Symptoms of Computer Vision Syndrome
Extended computer use can result in many of the common signs of CVS such as:
- Blurry or Double Vision
- Neck and Shoulder Pain, Headaches
- Loss of Focus
- Dry, Burning or Tired Eyes
Causes of Computer Vision Syndrome
Computer eye fatigue and CVS are a result of the need for our visual processing pathways to compensate for processing text on an electronic screen in a different way than they do for characters on a page. While our eyes are used to keeping focus on printed material that contains dense black letters with distinct edges, they are less familiar with texts on a screen that don't have the same amount of clarity and definition.
Words on a digital screen are composed of pixels, which are brightest at the center and lower in brightness as they move outward. Therefore it is harder for our visual processing center to maintain focus on these letters. Rather, our eyes prefer to drift to a lower level of focusing called the ''resting point of accommodation'' or RPA.
Our eyes involuntarily move to the RPA and then have to make a great effort to regain focus on the text. The continuous strain on the eye muscles to focus results in the fatigue and eye strain that often appear with extended computer use. Computer vision syndrome isn't a concern just for those who spend a lot of time on computers. Other digital devices such as mobile phones or iPads can result in similar eye fatigue and in some cases more severe. Because the screens on handheld digital devices are often small the eyes have to work harder toward reading the images.
Treating CVS and Eye Fatigue
If you are at risk for CVS, you should make an appointment with an eye care professional as soon as possible.
At an exam, your eye doctor will perform tests to detect any vision issues that might contribute to symptoms of computer eye strain. According to the outcome of these tests, your optometrist may recommend ophthalmic computer eyeglasses to reduce discomfort at your screen. Additionally, you should strongly think about getting an anti-reflective coating for computer eyeglasses. An anti-reflective coating lessens reflections on the front and back surfaces of the lenses that cause glare and interfere with your ability to focus on images on your screen.
Alternative Treatments for Computer Vision Syndrome
Visual Ergonomics, or physical changes to your computer work environment to reduce strains in vision or posture, can help relieve some physical symptoms of CVS. A well lit work area and frequent breaks can help to some extent.

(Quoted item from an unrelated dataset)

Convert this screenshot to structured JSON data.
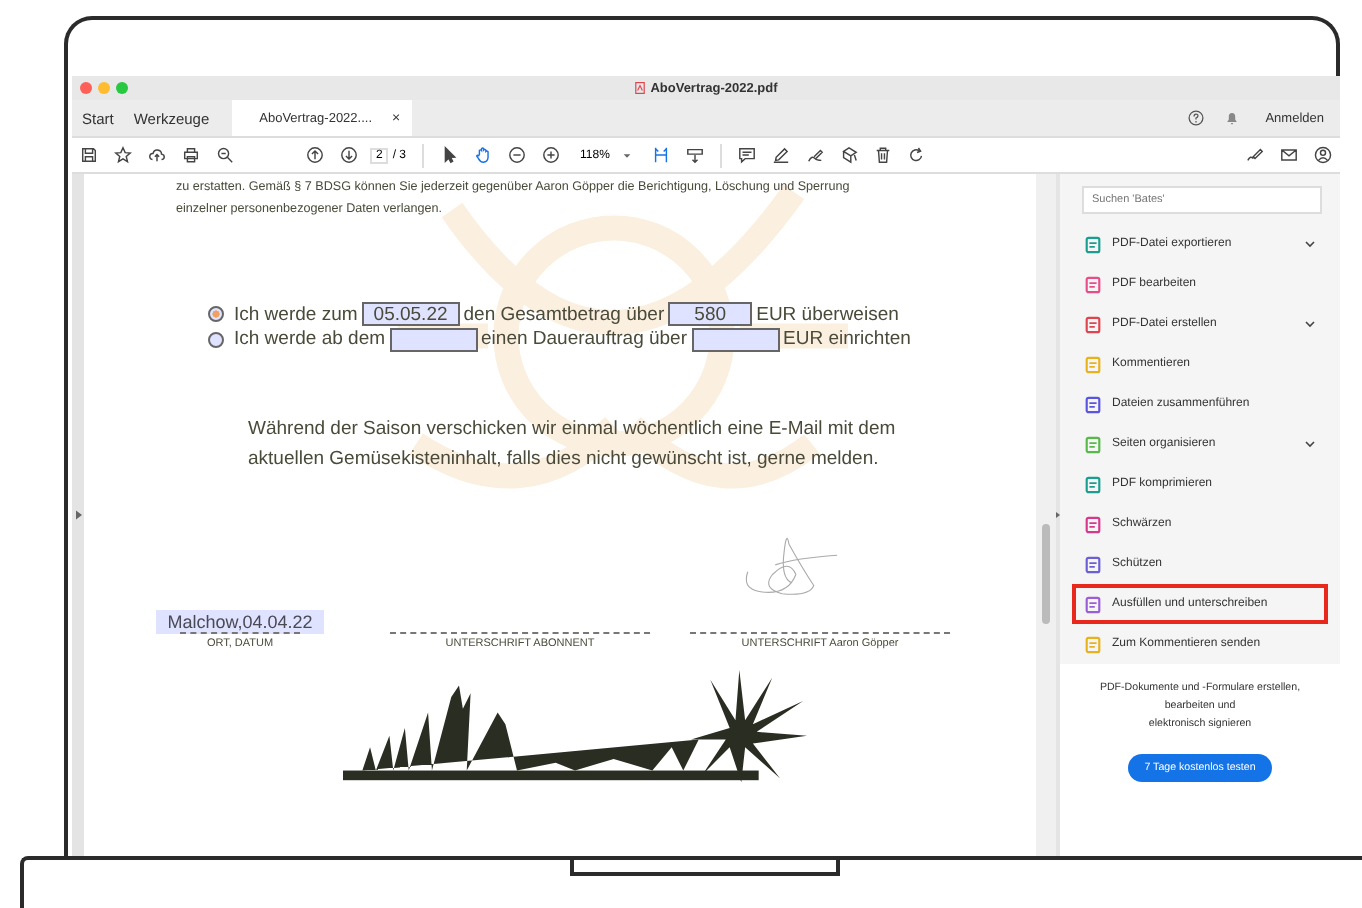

Nevertheless, since ergonomics alone cannot solve problems with vision, wearing ophthalmic computer glasses is also a must.
If you would like to consult with a professional optometrist to speak about the signs and symptoms for computer vision syndrome, contact our Kennett Square, PA optometry practice.